The batteries in your hearing aids can cause all kinds of problems including:

  • Not producing any sound at all
  • Producing distorted sounds
  • Not producing loud enough sounds

One thing you should have on hand that will save you some money is a hearing aid battery tester. You can use this little device to test the battery voltage before you remove the sticker from a replacement battery. When you begin to experience problems with your hearing aids, remove the batteries from the hearing aid and put them in the tester. If they aren't producing enough voltage, replace them with new ones.

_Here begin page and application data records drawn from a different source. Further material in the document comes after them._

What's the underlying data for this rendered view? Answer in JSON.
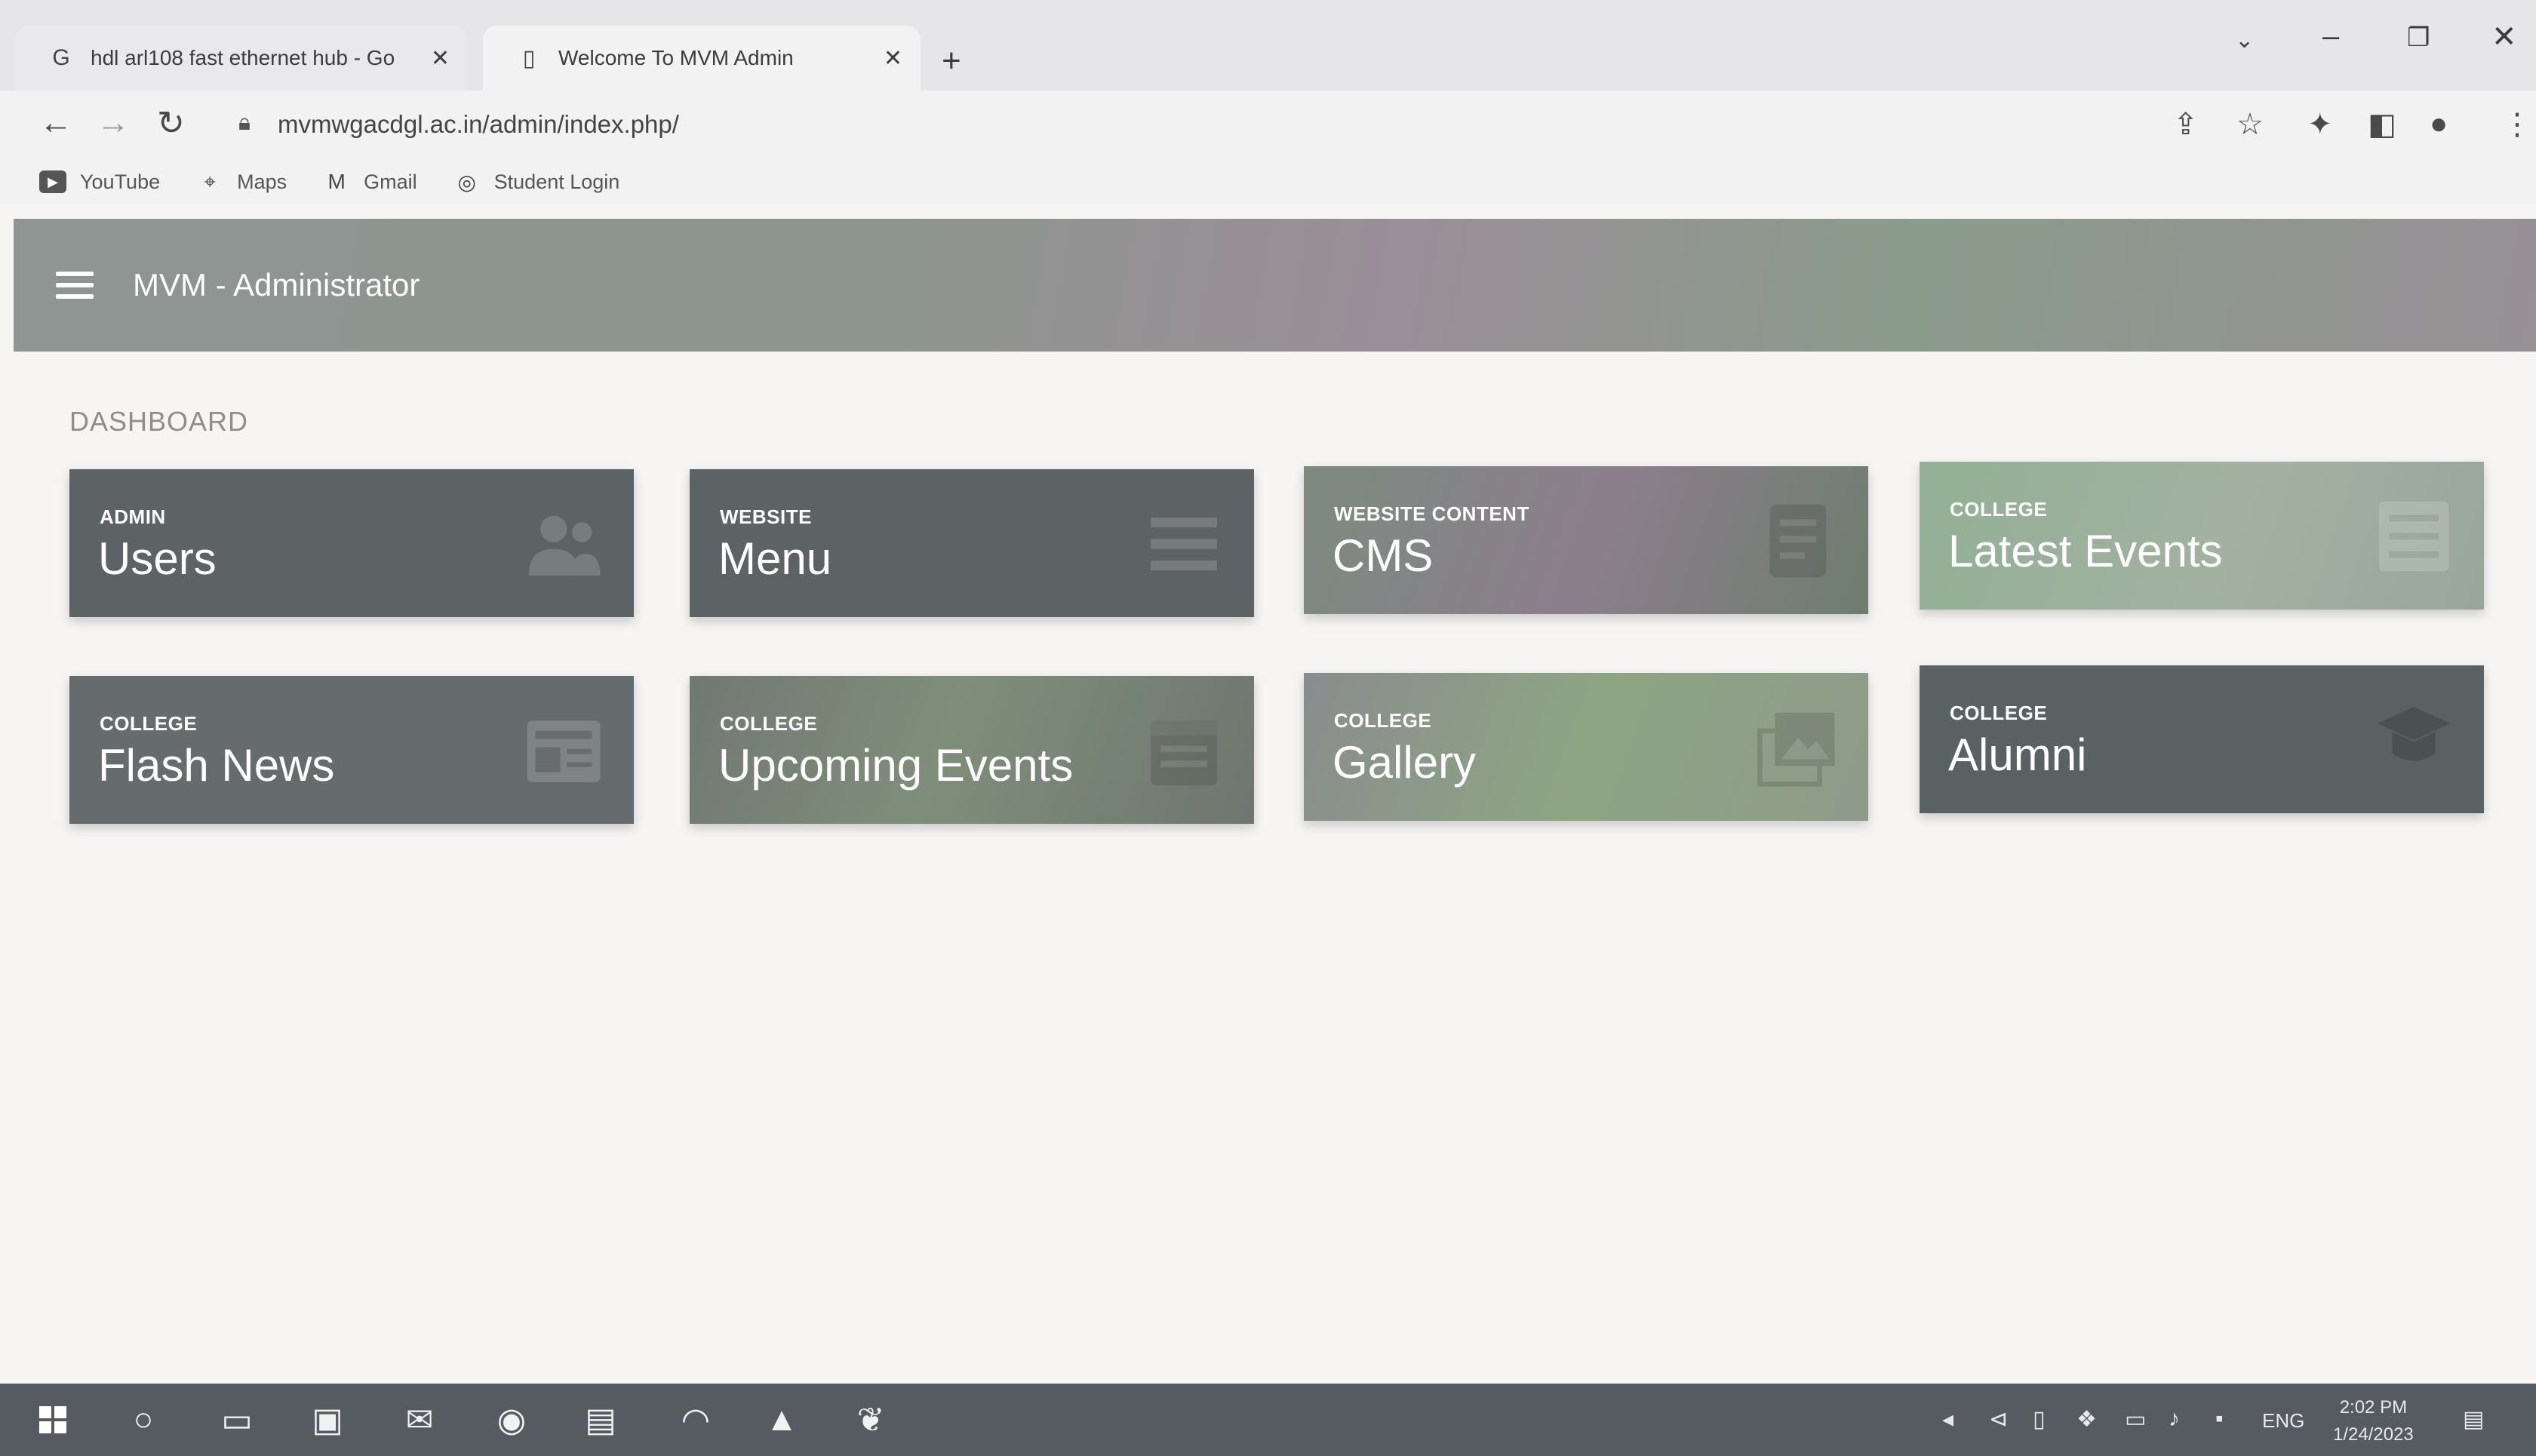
{
  "browser": {
    "tabs": [
      {
        "title": "hdl arl108 fast ethernet hub - Go",
        "favicon": "google-icon"
      },
      {
        "title": "Welcome To MVM Admin",
        "favicon": "page-icon"
      }
    ],
    "url": "mvmwgacdgl.ac.in/admin/index.php/",
    "bookmarks": [
      {
        "label": "YouTube",
        "icon": "youtube-icon"
      },
      {
        "label": "Maps",
        "icon": "maps-pin-icon"
      },
      {
        "label": "Gmail",
        "icon": "gmail-icon"
      },
      {
        "label": "Student Login",
        "icon": "globe-icon"
      }
    ]
  },
  "app": {
    "title": "MVM - Administrator"
  },
  "dashboard": {
    "label": "DASHBOARD",
    "cards": [
      {
        "category": "ADMIN",
        "title": "Users",
        "icon": "users-icon"
      },
      {
        "category": "WEBSITE",
        "title": "Menu",
        "icon": "menu-list-icon"
      },
      {
        "category": "WEBSITE CONTENT",
        "title": "CMS",
        "icon": "document-icon"
      },
      {
        "category": "COLLEGE",
        "title": "Latest Events",
        "icon": "list-icon"
      },
      {
        "category": "COLLEGE",
        "title": "Flash News",
        "icon": "newspaper-icon"
      },
      {
        "category": "COLLEGE",
        "title": "Upcoming Events",
        "icon": "calendar-icon"
      },
      {
        "category": "COLLEGE",
        "title": "Gallery",
        "icon": "image-icon"
      },
      {
        "category": "COLLEGE",
        "title": "Alumni",
        "icon": "graduate-icon"
      }
    ]
  },
  "taskbar": {
    "language": "ENG",
    "time": "2:02 PM",
    "date": "1/24/2023"
  }
}
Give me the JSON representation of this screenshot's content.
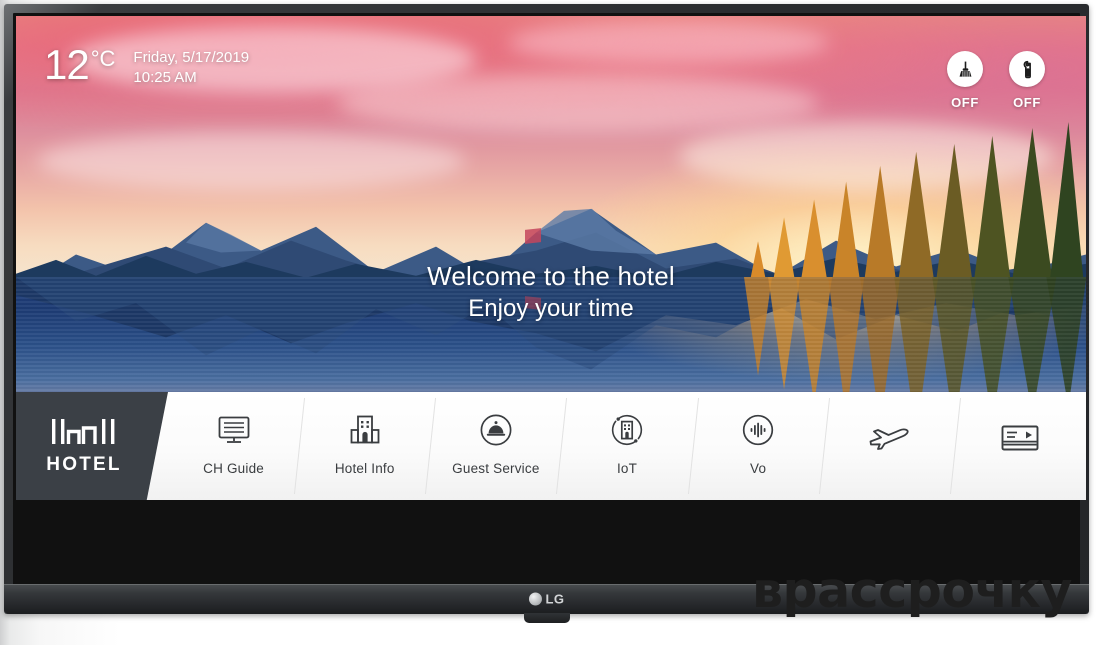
{
  "device": {
    "brand": "LG",
    "screen_kind": "hotel-tv-welcome-screen"
  },
  "status_bar": {
    "temperature": "12",
    "temperature_unit": "°C",
    "date": "Friday, 5/17/2019",
    "time": "10:25 AM"
  },
  "service_toggles": [
    {
      "name": "make-up-room",
      "icon": "broom-icon",
      "state": "OFF"
    },
    {
      "name": "do-not-disturb",
      "icon": "door-hanger-icon",
      "state": "OFF"
    }
  ],
  "welcome": {
    "line1": "Welcome to the hotel",
    "line2": "Enjoy your time"
  },
  "hotel_brand": {
    "label": "HOTEL",
    "icon": "hotel-building-mark"
  },
  "menu": {
    "items": [
      {
        "label": "CH Guide",
        "icon": "tv-guide-icon"
      },
      {
        "label": "Hotel Info",
        "icon": "building-icon"
      },
      {
        "label": "Guest Service",
        "icon": "service-bell-icon"
      },
      {
        "label": "IoT",
        "icon": "iot-orbit-icon"
      },
      {
        "label": "Vo",
        "icon": "voice-wave-icon"
      },
      {
        "label": "",
        "icon": "airplane-icon"
      },
      {
        "label": "",
        "icon": "media-card-icon"
      }
    ]
  },
  "watermark": {
    "text": "врассрочку"
  },
  "colors": {
    "menu_bar_bg": "#ffffff",
    "hotel_block_bg": "#3b4046",
    "icon_stroke": "#3a3d40",
    "overlay_text": "#ffffff",
    "bezel": "#2b2d30"
  }
}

Ear wax can cause just as many problems as the batteries, as well as causing the hearing aid to squeal. When wax becomes lodged in the microphone opening or the sound outlet, the sounds that it produces can sound distorted, muffled or just not loud enough for you to hear clearly.

If you don't have one already, purchase a hearing aid cleaning kit. These kits include the tools you need to care for your hearing aids including:

  • Wax removal pick and brush
  • Battery magnet
  • Battery door opener
  • Tube and vent cleaner

Start by wiping the surface of your hearing aid with a clean cloth. Then, inspect the hearing aid for wax stuck in any of the parts. Use the tools provided in the kit to carefully remove the wax. If your hearing aid has tubing that connects the hearing aid to the ear-mold, use a can of compressed air to blow any wax out of it. If you don't have compressed air on hand, you can use a wire to push through the tube.

Tip: If you don't have compressed air or a wire, you can strip the paper covering off of a twist-tie for baggies and use that wire to push the wax and debris out of the tube.


Check the settings on your hearing aid. Sometimes, the settings can get changed without you knowing it. If you have a phone setting, make sure that you only use it when you are on the phone.

If your hearing aid isn't responding to a change in volume, you will likely need to get it serviced. Before you do, take a minute to check for ear wax that could be built up around the control.

If you continue to have problems with your hearing aid, talk with a local hearing aid expert like Abingdon Falls Plaza Hearing Center for assistance.